Discussion - Rules Model DSL: GradleConnector without access to entire project


(Mike Kobit) #1

I have been looking into the rule based DSL. I saw that the GradleConnector also exists as sort of a programmatic entrypoint for the tooling API. It looks like, from the API, that it requires a project directory and some local files.

At a high level, I was wondering if it is possible to get information from the model without having to need access to an entire “project”? Can I get information from the model without needing the rest of the project files? How does buildscript dependencies factor into this?


(Stefan Oehme) #2

Could you elaborate on what you are trying to do? I don’t know what you mean by this:


(Mike Kobit) #3

The idea I had was about modeling certain builds and things essentially only having the data from the build.gradle file and not needing all of the “things” that the build will actually execute on. The way I was thinking of it was using Gradle as an API layer for extracting relevant information from a

An example would probably make more sense. One that I was thinking of was modeling the tasks that a user would want to be executed for a pull request.

(try to disregard the syntax)

model {
    pullRequest {
        tasks = [$.tasks.checkstyle, $.tasks,unitTest, $.tasks.buildDockerImage]
    }
    tasks {
        ...
    }
}

Imagine that this gets checked into an SCM system. A pull request is opened at a later time, and that event is sent to a downstream service. That service (think of like Travis CI or some other build system) wants to use the model from the build.gradle to make decisions about how to do its execution.

// Ignore the snytax, and there could definitely be some issues with build.gradles that use apply from: path
ProjectConnection connection = GradleConnector.newConnector()
                   .forProject((InputStream) buildData))
                   .connect();

PullRequest pr = connection.model(PullRequest.class)
      .get();
// do something with the PR data

The way I was thinking of it was the way Travis CI or Circle CI use YAML to represent a build matrix - I would like to be able to model that directly in the build script itself. I wouldn’t want all of the source code to be able to look into model (I think).

Does that make more sense in terms of what I might try to model and accomplish?


(Stefan Oehme) #4

Just to make sure I understand you correctly:

  • The user puts these rules into his build.gradle to model his pull request workflow
  • Your service wants to get the model and execute tasks or do other things based on it

One question: Why would you not have access to the rest of the project? If you isolate the build.gradle file, this puts some restrictions on what the user can do. E.g. the build script could try to read other files in the repo during configuration time.

As long as it is self-contained, you can of course just put it in an empty directory and point the Tooling API there.


(Mike Kobit) #5

It’s not that I wouldn’t have access to the whole project.
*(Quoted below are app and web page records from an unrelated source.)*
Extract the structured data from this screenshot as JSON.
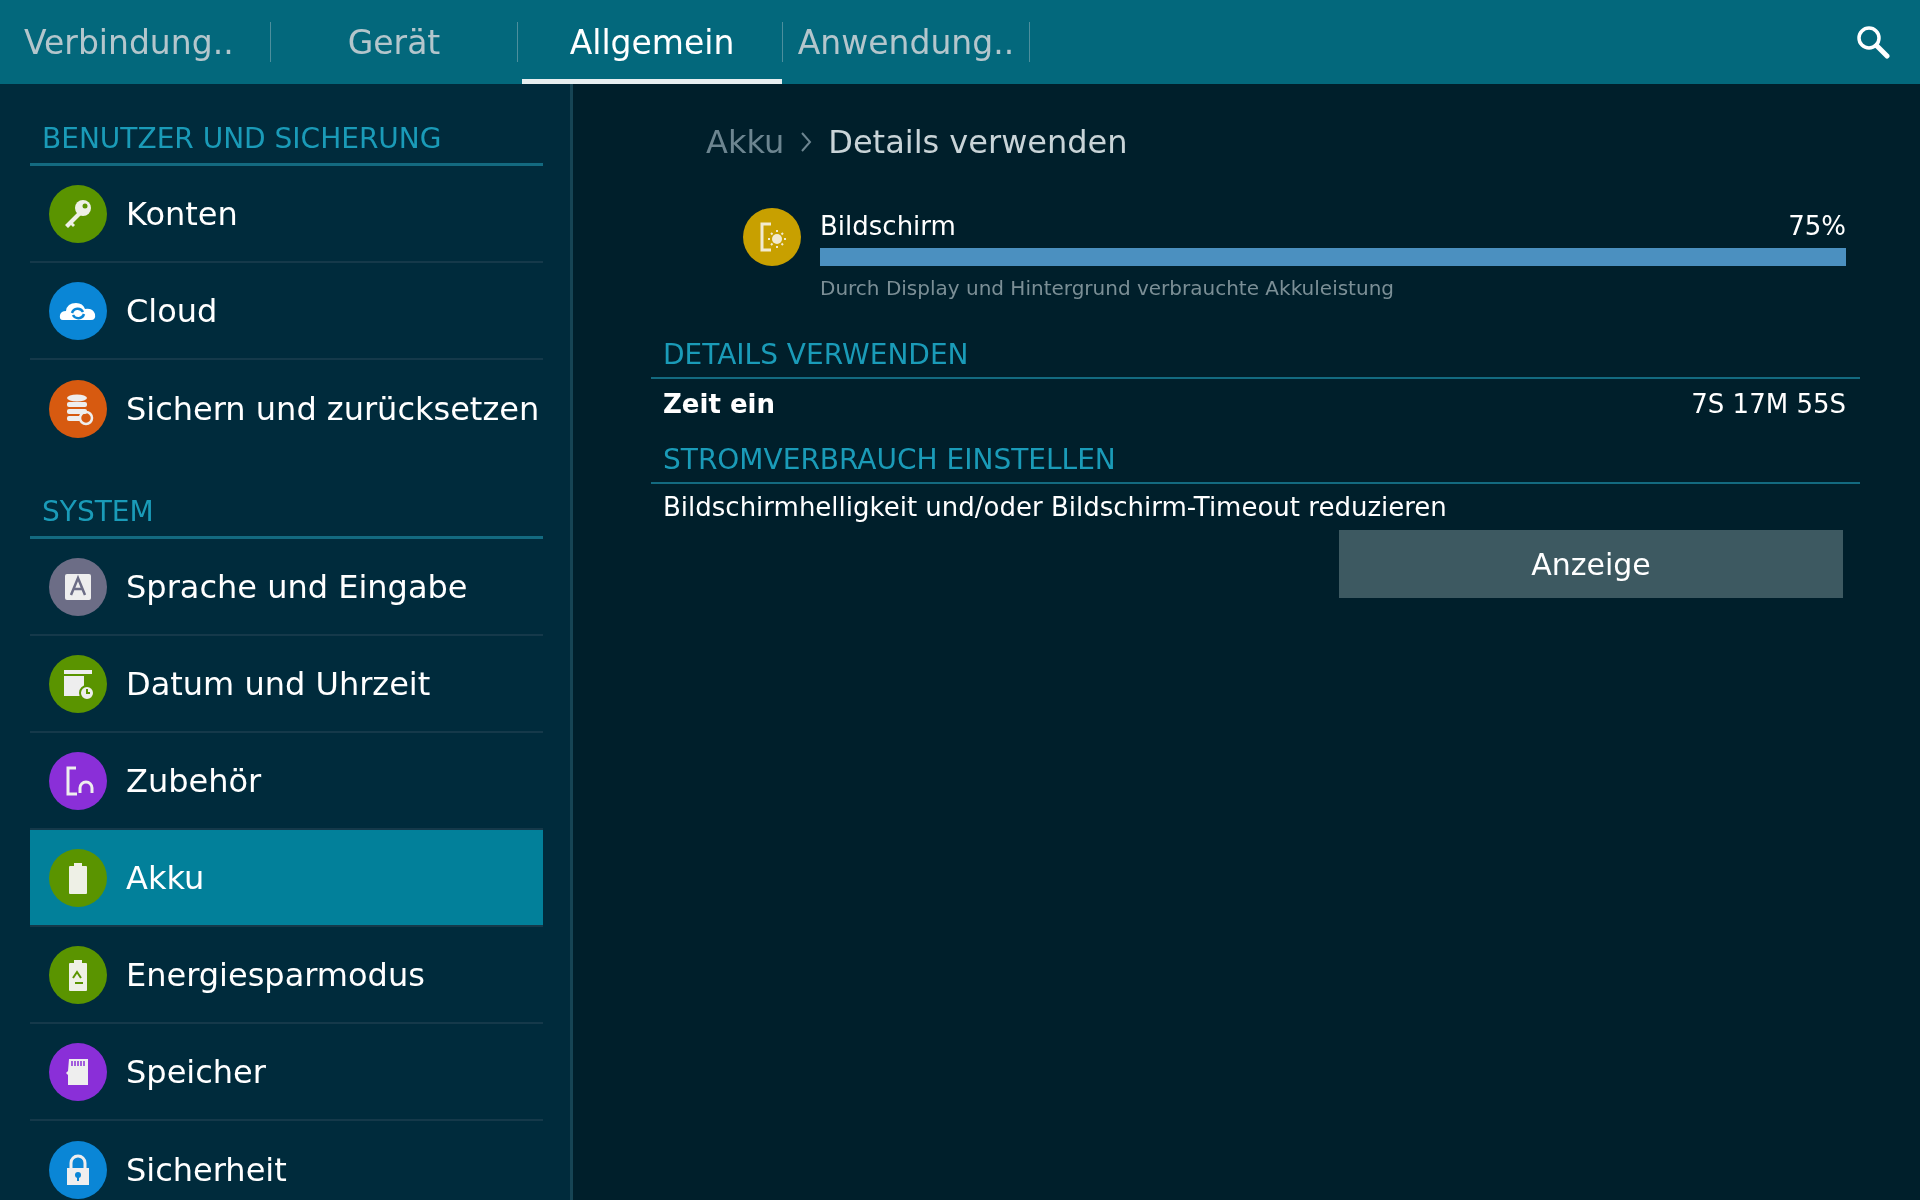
{
  "tabs": [
    {
      "label": "Verbindung..",
      "selected": false
    },
    {
      "label": "Gerät",
      "selected": false
    },
    {
      "label": "Allgemein",
      "selected": true
    },
    {
      "label": "Anwendung..",
      "selected": false
    }
  ],
  "sidebar": {
    "sections": [
      {
        "title": "BENUTZER UND SICHERUNG",
        "items": [
          {
            "label": "Konten",
            "kind": "key",
            "color": "#5a9400",
            "selected": false
          },
          {
            "label": "Cloud",
            "kind": "cloud",
            "color": "#0a86d6",
            "selected": false
          },
          {
            "label": "Sichern und zurücksetzen",
            "kind": "backup",
            "color": "#d75a10",
            "selected": false
          }
        ]
      },
      {
        "title": "SYSTEM",
        "items": [
          {
            "label": "Sprache und Eingabe",
            "kind": "language",
            "color": "#6c6d86",
            "selected": false
          },
          {
            "label": "Datum und Uhrzeit",
            "kind": "calendar",
            "color": "#5a9400",
            "selected": false
          },
          {
            "label": "Zubehör",
            "kind": "accessory",
            "color": "#8a2fd8",
            "selected": false
          },
          {
            "label": "Akku",
            "kind": "battery",
            "color": "#5a9400",
            "selected": true
          },
          {
            "label": "Energiesparmodus",
            "kind": "powersave",
            "color": "#5a9400",
            "selected": false
          },
          {
            "label": "Speicher",
            "kind": "storage",
            "color": "#8a2fd8",
            "selected": false
          },
          {
            "label": "Sicherheit",
            "kind": "lock",
            "color": "#0a86d6",
            "selected": false
          }
        ]
      }
    ]
  },
  "breadcrumb": {
    "parent": "Akku",
    "current": "Details verwenden"
  },
  "usage": {
    "label": "Bildschirm",
    "percent": "75%",
    "description": "Durch Display und Hintergrund verbrauchte Akkuleistung"
  },
  "details": {
    "title": "DETAILS VERWENDEN",
    "rows": [
      {
        "label": "Zeit ein",
        "value": "7S 17M 55S"
      }
    ]
  },
  "power": {
    "title": "STROMVERBRAUCH EINSTELLEN",
    "text": "Bildschirmhelligkeit und/oder Bildschirm-Timeout reduzieren",
    "button": "Anzeige"
  }
}
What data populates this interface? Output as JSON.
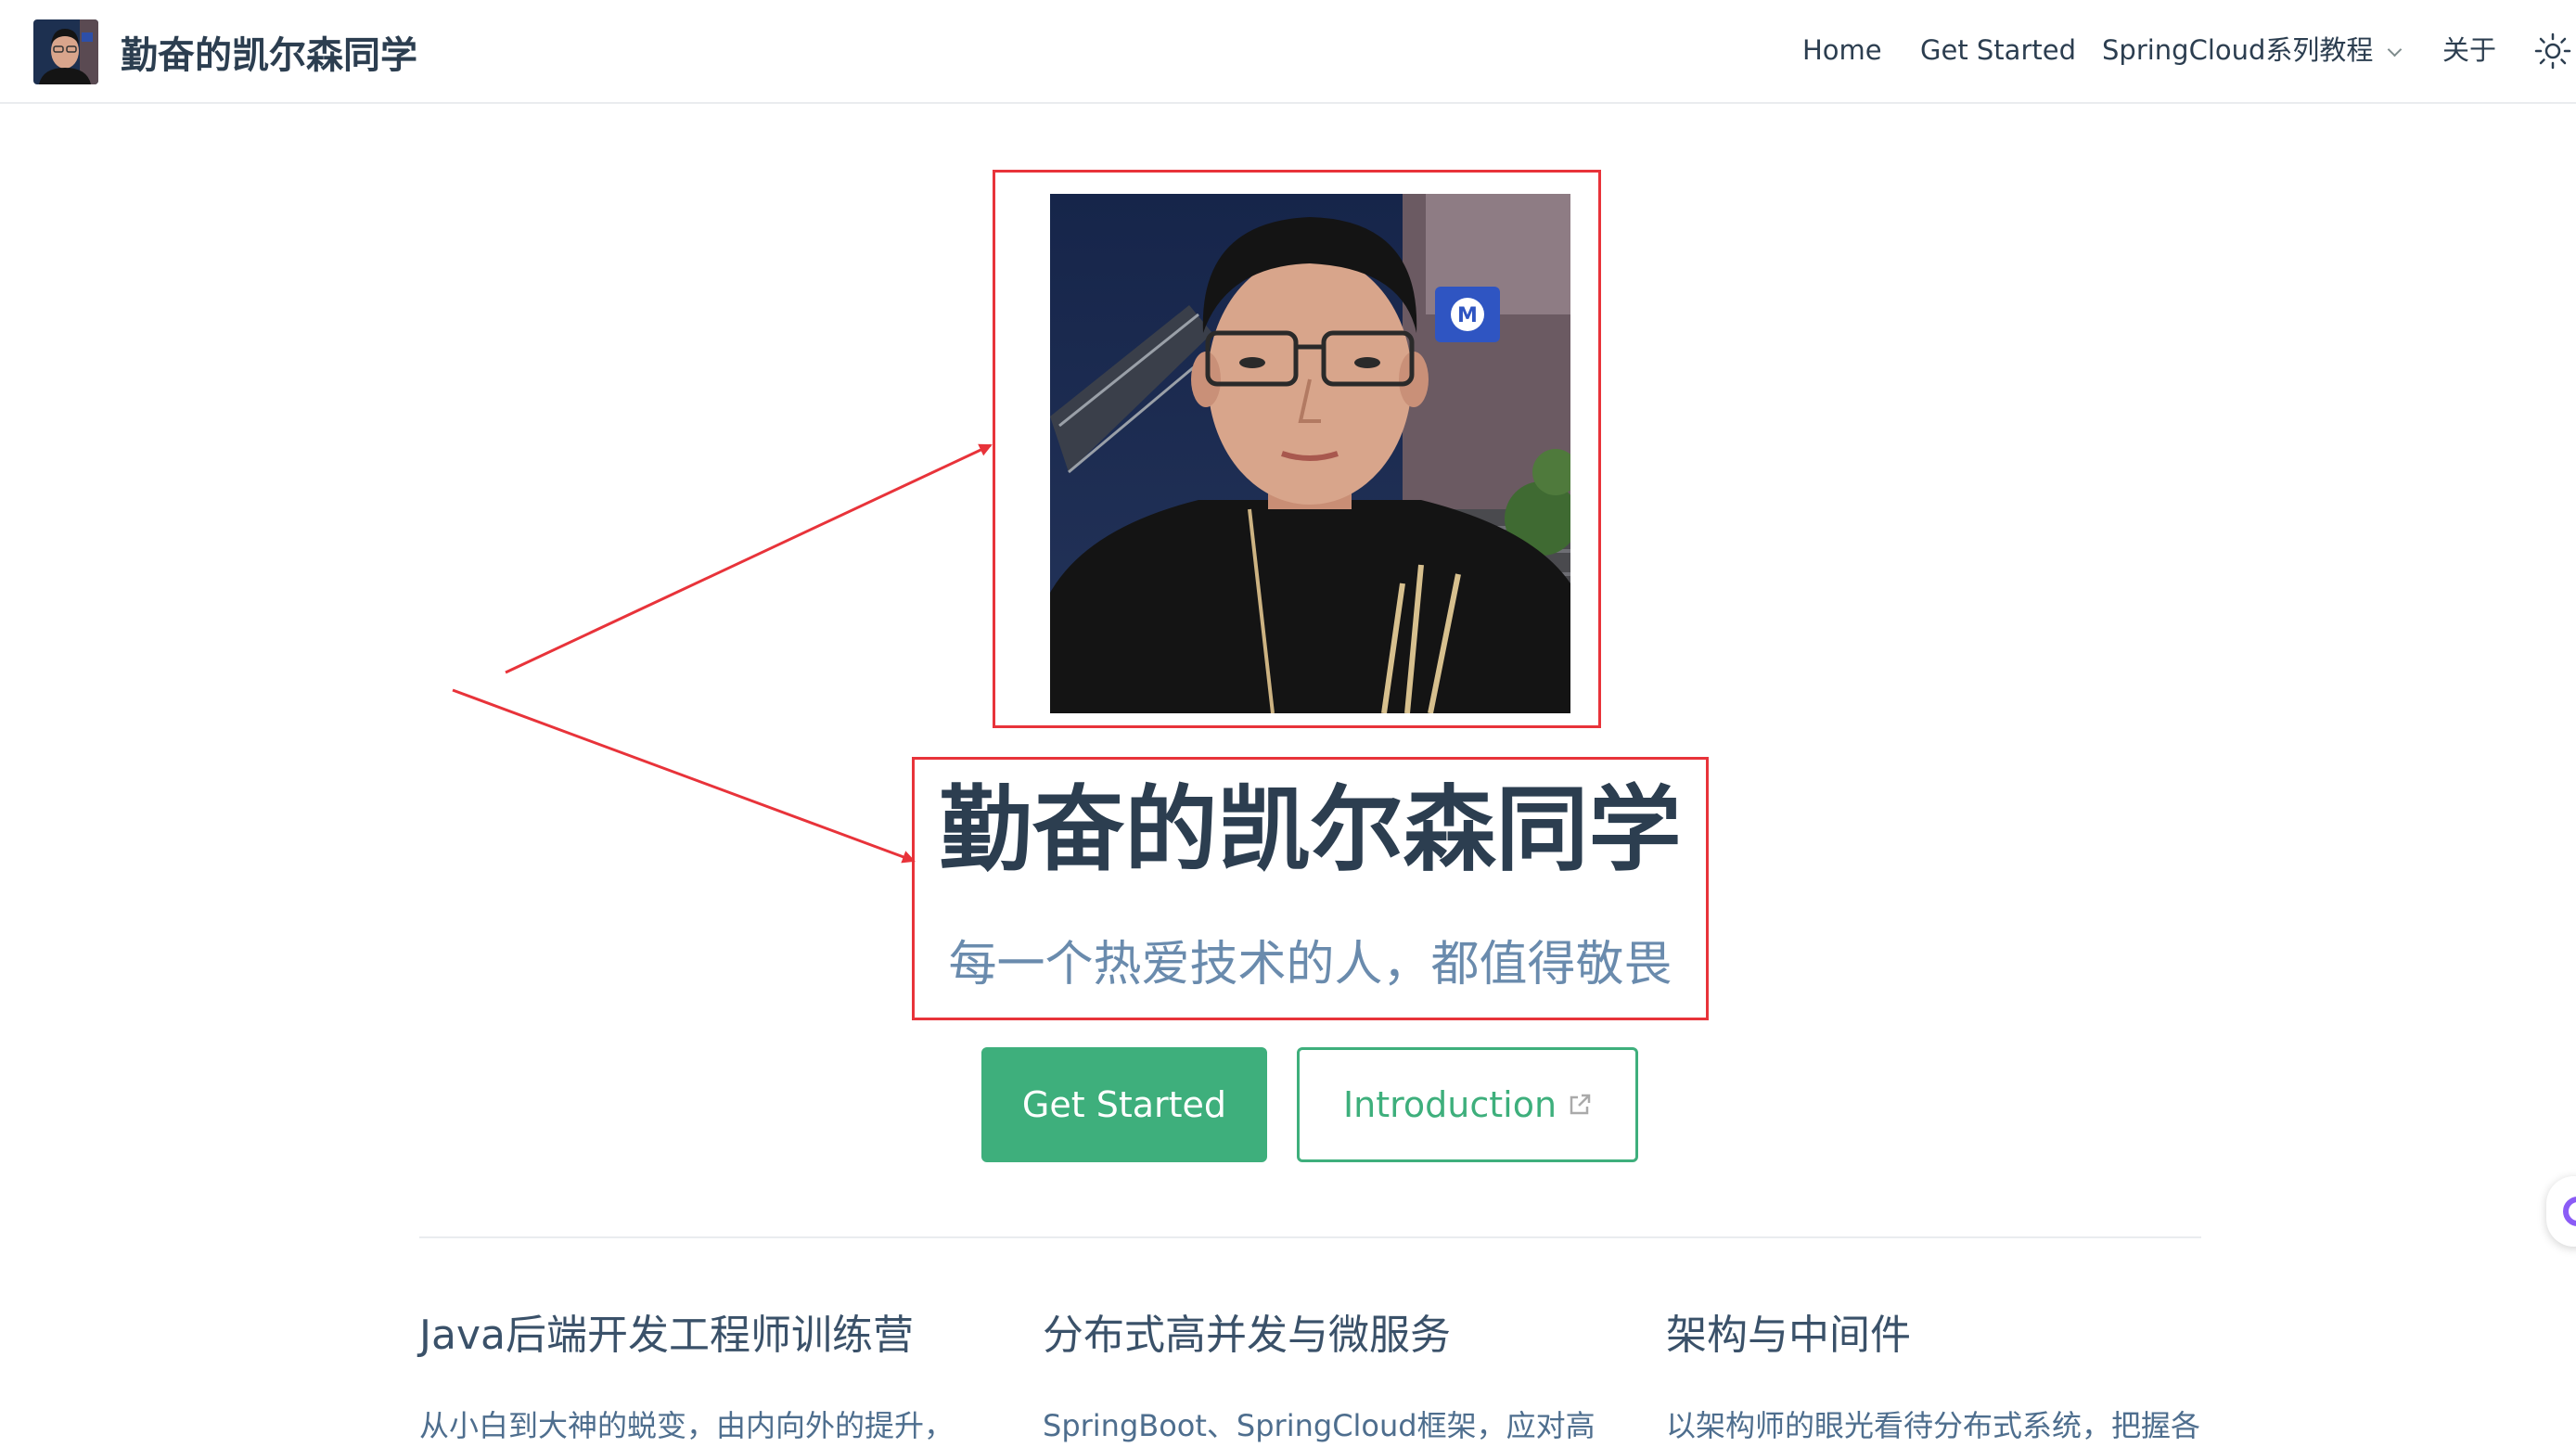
{
  "navbar": {
    "site_name": "勤奋的凯尔森同学",
    "links": {
      "home": "Home",
      "get_started": "Get Started",
      "springcloud": "SpringCloud系列教程",
      "about": "关于"
    },
    "icons": {
      "dropdown": "chevron-down-icon",
      "theme": "sun-icon"
    }
  },
  "hero": {
    "title": "勤奋的凯尔森同学",
    "description": "每一个热爱技术的人，都值得敬畏",
    "actions": {
      "primary": "Get Started",
      "secondary": "Introduction"
    }
  },
  "features": [
    {
      "title": "Java后端开发工程师训练营",
      "details": "从小白到大神的蜕变，由内向外的提升，"
    },
    {
      "title": "分布式高并发与微服务",
      "details": "SpringBoot、SpringCloud框架，应对高"
    },
    {
      "title": "架构与中间件",
      "details": "以架构师的眼光看待分布式系统，把握各"
    }
  ],
  "colors": {
    "accent": "#3eaf7c",
    "annotation": "#e8333a",
    "text": "#2c3e50",
    "description": "#6a8bad"
  }
}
I was more trying to question the “do I need to have the whole project locally on disk in order to examine the build model?” I was trying to question the assumption that I need to do a git clone mybranch, or something along those lines, to bring the entire repository in to be able to ask questions of the model.

My initial thinking for the data flow would be:

  1. Commit event published by SCM
  2. Build system receives the event
  3. build system only needs to look at build.gradle in the refs/remotes/origin/HEAD (or some default branch)
  4. build system can either use git or some API to get contents of build.gradle (if the build.gradle pulled in other data during its configuration part, this would definitely be more complicated like you were saying)
  5. Throw the in-memory data to the GradleConnector
  6. Get a ProjectConnection
  7. Query the ProjectConnection for that PullRequest.class model (or whatever we are looking for)
  8. Execute logic now that you have model

After your response, it is starting to make me think that:

  1. There is no reason to not pull the entire repository. Getting the whole repository will probably not be that “expensive”
  2. If we isolate to only the build.gradle file, that restricts users for a non-useful and mostly arbitrary reason

It also looks the Tooling API is wrapper aware, so I think that gets me most of what I am looking for.

Thanks for your response.


(Stefan Oehme) #6

Yes, it would definitely be the most natural thing for your users, because their build might only work with a certain Gradle version.

You’re welcome :slight_smile: